Some people often believe that the Food and Drug Administration (FDA) does not regulate nutritional supplements. However, this can be further from the truth. The FDA has been regulating dietary supplements since 1994 through the Dietary Supplement Health and Education Act or DSHEA.
While the law does not require supplement manufacturers to subject their products to the same kind of testing as pharmaceutical products, there are still regulations in place to ensures that supplements are safe and effective.
If you’re new to the nutritional supplement industry, you should know that the FDA has guidelines to regulate nutritional supplements. They have guidelines on selling, marketing, ingredient safety, and manufacturing. Here are five specific ways that the FDA regulates the supplement industry:
5 Ways the FDA Regulates Nutritional Supplements
- They monitor the marketing claims made by dietary supplement companies. This prevents businesses from making false claims that their products can prevent, reduce the symptoms or, or cure diseases.
- They review and approve the introduction of new ingredients to the market. New ingredients are given GRAS (generally recognized as safe) or NDI (new dietary ingredients) status once they pass the testing set by the FDA.
- They establish supplement label warning requirements if there is evidence that an ingredient is harmful. If necessary, they may also order the mandatory removal of an ingredient from the marketplace.
- They inspect manufacturing facilities and look for deficiencies, if there are any, to ensure a company’s compliance with Good Manufacturing Practices (GMPs). They check for the following:
- Cleaning and sanitation practices
- Employee hygiene practices
- Manufacturing processes
- Quality control procedures
If a manufacturer is found to be lacking in certain areas, they will be asked to correct their deficiencies and comply with the GMPs
5. They regulate various factors of your business.

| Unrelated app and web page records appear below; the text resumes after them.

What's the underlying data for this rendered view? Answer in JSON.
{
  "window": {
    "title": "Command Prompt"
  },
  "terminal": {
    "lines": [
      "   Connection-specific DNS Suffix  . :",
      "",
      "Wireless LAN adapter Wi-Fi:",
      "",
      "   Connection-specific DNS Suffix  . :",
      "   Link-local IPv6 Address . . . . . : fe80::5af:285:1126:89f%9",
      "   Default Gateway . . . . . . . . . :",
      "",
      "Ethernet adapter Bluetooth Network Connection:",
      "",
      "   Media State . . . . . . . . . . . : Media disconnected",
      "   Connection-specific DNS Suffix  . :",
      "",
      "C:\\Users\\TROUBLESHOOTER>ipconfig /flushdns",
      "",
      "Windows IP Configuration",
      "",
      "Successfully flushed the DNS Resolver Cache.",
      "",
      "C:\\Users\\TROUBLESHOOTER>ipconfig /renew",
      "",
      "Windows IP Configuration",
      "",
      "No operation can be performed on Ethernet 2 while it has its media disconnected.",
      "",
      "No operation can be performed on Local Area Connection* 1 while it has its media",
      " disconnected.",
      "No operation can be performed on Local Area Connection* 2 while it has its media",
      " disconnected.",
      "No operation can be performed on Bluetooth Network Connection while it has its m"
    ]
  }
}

This includes raw material verification, finished product testing, and accurate labeling. Such guidelines help ensure that supplements in the market are safe and effective for human consumption.